Being a complex disorder, obesity is associated with dysregulation of fat metabolism, endocrinal abnormalities, including insulin resistance and changes in liver function due to fat deposition, abnormalities in the circulatory system, gall bladder and digestive system and in lung function.
This translates to an increased risk of development of what is commonly considered as lifestyle diseases including hypertension, Type Il diabetes mellitus, coronary vascular diseases like heart attacks and heart dysfunction and cerebrovascular diseases like stroke, bone, and joint degeneration and abnormalities.
Even with the rising trend of obesity worldwide, what is more, worrying is the marked increase in the prevalence of obesity in childhood and adolescence. An obese child usually becomes an obese adult. This is particularly seen, if either one or both parents are obese. This is because our body size and composition depends on a complex interaction between our genes and our environment background.
What has pushed up this tremendous surge in the prevalence of obesity over the past 30-40 years, is obviously related to the changes in our way of living, our food habits and our environment, which has led to an increase in our energy intake and reduction in our physical activity.

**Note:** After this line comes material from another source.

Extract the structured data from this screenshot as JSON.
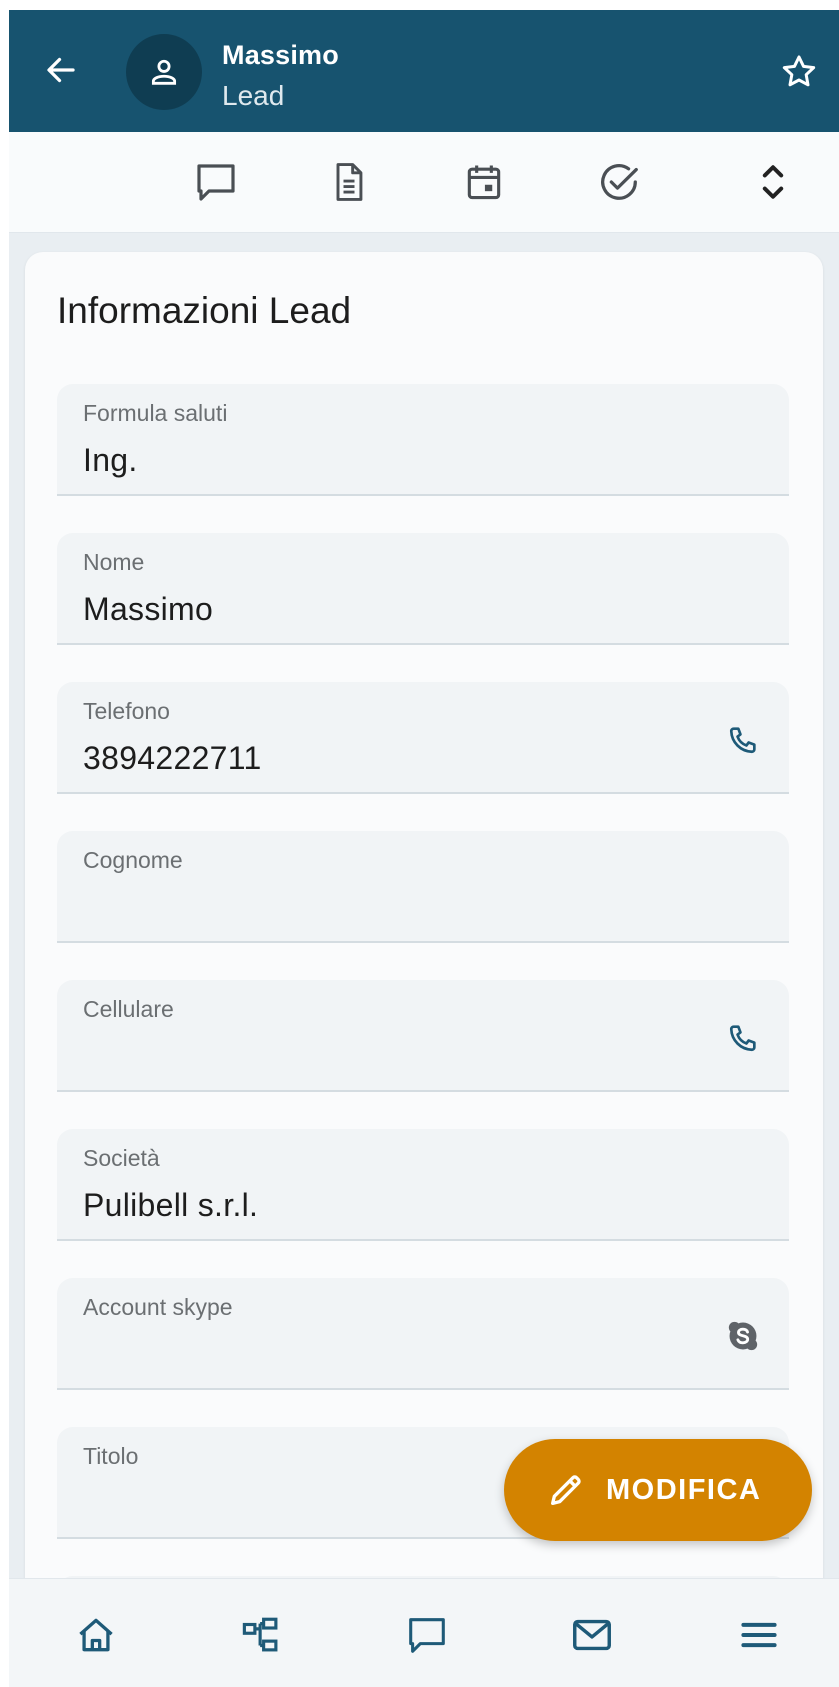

Also, the easy availability of food, lesser home cooking, eating outside more often, an availability of and dependence on snacks or convenience foods, greater spending capacity, larger portion sizes, increased consumption of sugary beverages- all these factors coupled with our busy lives, makes us more sedentary along with a marked reduction in physical activity. Hence, we are pushed towards being an overweight/obese nation.
Inculcating Good Eating Habits
The changes in food habits can be easily detected among children and these can be carried onto their adult lives too. However, Indians consider a chubby child to be a healthy child, so what they should eat, or what should be bought when shopping for food and groceries is not taken into consideration.
What parents should realise is that processed, packaged foods are convenient, but the gain in the calories from a young age leads to a slow kill. Even minor differences between the energy intake and expenditure over a period of time, have a cumulative effect. For example, a regular intake of five per cent more calories than what is spent over a year! can lead to almost 5 per cent weight gain, all in the form of fat!
How Obesity Affects Youngsters
This global epidemic of obesity has already had disastrous consequences on the health of our younger generation. We now see the consequences of obesity including heart attacks, diabetes mellitus, fatty liver and other cardiac ailments in young adults in their twenties, So, if there is a need to tackle the problem of obesity, it should be started at its initial stage of development.
An obese child usually becomes an obese adult. This is particularly seen, if either one or both parents are obese
Health education inputs, nutritional counselling and constant priming of the benefits of low calorie healthy eating, both at home by parents and at the school level should be focussed upon. Children should be made aware of the side effects and disadvantages of consuming high salt, high sugar containing processed foods or snacks and also the ready beverages.
It is also extremely important to focus on physical activity, including sports as part of a child’s lifestyle. Games and sports at school and at home should be a part of every child’s routine as maintaining a fit and healthy body from a young age leads to a physically fit and healthy adult, if well-maintained. So it’s best to start inculcating these healthy lifestyle changes and choices to children right now.